*** Opening of WORKING DATA ***

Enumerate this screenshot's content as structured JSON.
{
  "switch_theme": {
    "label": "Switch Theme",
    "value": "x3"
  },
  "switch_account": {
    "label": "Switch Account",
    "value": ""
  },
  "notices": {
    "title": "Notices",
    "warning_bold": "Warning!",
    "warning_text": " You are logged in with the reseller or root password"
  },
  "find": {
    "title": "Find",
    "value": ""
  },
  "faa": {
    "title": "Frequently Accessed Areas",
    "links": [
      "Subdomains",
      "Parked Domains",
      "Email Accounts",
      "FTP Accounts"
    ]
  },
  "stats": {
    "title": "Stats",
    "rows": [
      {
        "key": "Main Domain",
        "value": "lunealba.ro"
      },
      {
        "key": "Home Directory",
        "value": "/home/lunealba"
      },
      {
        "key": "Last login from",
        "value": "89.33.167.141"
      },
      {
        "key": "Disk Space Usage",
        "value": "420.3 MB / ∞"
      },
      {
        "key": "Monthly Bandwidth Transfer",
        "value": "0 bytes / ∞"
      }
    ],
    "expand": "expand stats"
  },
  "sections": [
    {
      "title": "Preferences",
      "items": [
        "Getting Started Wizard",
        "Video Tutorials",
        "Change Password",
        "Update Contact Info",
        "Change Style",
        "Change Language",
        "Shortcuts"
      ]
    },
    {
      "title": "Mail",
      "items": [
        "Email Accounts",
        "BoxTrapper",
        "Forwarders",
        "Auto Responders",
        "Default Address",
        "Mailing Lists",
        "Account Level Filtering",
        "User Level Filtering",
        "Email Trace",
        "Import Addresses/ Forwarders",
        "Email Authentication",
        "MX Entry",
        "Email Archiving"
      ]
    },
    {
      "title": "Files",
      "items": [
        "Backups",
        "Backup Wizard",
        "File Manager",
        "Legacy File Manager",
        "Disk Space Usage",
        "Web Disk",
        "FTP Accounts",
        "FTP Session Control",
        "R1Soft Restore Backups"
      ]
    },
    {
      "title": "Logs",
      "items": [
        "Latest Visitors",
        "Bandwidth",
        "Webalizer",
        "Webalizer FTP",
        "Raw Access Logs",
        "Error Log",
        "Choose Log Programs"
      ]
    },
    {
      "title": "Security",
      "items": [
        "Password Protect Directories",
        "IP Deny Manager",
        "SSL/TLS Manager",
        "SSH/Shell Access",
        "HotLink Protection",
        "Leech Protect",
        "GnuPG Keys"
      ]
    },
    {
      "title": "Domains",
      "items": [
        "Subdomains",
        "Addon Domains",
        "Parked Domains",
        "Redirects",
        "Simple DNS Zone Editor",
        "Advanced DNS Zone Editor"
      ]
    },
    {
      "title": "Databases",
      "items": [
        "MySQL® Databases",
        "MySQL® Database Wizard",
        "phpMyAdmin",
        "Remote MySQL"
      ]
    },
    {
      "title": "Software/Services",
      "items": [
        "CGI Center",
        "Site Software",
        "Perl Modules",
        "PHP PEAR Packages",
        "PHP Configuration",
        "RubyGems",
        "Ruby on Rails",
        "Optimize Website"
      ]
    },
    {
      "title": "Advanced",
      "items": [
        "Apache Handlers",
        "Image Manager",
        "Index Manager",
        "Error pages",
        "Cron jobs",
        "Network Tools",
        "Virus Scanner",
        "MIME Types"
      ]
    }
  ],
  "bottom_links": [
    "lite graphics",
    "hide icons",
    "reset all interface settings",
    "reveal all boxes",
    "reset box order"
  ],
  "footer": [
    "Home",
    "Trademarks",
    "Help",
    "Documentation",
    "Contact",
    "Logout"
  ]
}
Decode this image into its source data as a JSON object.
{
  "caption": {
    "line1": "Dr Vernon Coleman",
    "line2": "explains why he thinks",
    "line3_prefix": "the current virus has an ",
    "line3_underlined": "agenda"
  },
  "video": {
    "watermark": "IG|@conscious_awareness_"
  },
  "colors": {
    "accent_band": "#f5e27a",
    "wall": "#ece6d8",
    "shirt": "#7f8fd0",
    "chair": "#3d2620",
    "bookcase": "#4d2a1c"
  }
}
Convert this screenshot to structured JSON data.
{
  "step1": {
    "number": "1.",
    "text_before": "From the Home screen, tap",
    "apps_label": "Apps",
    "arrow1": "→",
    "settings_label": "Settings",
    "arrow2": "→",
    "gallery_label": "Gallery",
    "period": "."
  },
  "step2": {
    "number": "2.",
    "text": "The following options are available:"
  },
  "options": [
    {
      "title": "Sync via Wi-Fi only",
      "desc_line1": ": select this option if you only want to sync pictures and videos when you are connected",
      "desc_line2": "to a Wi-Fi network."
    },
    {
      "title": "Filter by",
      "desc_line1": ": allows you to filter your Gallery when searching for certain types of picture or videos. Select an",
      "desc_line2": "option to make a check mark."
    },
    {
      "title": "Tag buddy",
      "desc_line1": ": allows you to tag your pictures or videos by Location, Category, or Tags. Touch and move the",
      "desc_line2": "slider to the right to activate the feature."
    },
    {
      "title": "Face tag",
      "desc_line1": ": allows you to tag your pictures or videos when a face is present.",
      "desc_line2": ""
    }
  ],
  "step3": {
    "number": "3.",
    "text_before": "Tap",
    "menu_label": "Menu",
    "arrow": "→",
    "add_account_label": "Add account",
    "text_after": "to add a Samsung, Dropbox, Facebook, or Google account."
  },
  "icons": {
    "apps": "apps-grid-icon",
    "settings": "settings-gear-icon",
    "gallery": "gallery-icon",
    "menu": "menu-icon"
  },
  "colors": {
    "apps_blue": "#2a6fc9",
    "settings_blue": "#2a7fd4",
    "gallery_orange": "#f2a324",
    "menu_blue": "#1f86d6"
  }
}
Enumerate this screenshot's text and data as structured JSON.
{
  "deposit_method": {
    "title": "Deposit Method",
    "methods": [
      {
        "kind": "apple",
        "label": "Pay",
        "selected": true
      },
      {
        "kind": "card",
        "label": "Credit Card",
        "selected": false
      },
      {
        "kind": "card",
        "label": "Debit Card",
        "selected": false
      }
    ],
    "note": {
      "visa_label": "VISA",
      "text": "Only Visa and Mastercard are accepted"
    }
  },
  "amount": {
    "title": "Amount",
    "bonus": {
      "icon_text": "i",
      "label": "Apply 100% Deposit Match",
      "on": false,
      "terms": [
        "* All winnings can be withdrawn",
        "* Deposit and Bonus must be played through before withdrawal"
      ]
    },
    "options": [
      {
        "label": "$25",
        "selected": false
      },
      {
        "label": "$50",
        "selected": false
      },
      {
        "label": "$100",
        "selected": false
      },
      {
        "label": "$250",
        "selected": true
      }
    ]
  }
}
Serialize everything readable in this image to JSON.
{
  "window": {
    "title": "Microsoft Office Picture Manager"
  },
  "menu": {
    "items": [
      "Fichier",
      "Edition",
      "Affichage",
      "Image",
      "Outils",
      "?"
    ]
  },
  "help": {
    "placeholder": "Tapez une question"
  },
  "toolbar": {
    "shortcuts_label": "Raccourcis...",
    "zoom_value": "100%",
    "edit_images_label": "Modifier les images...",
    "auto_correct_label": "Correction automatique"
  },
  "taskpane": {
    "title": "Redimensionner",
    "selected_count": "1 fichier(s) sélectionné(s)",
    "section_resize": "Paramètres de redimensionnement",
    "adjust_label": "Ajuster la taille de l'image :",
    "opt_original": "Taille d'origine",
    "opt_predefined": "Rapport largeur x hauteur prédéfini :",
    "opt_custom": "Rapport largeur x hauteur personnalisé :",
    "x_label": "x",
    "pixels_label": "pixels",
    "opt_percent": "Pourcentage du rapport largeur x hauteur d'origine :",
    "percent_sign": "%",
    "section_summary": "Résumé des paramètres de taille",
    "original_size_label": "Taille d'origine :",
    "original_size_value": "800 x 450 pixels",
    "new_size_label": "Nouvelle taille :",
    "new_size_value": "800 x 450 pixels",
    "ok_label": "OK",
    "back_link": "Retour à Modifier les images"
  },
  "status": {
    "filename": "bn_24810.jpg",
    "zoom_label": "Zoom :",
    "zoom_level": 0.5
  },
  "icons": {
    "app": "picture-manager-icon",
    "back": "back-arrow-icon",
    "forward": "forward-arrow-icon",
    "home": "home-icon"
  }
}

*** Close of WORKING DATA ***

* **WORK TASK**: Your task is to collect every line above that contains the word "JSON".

* **RESPONSE BELOW**:
Enumerate this screenshot's content as structured JSON.
Decode this image into its source data as a JSON object.
Convert this screenshot to structured JSON data.
Enumerate this screenshot's text and data as structured JSON.
Serialize everything readable in this image to JSON.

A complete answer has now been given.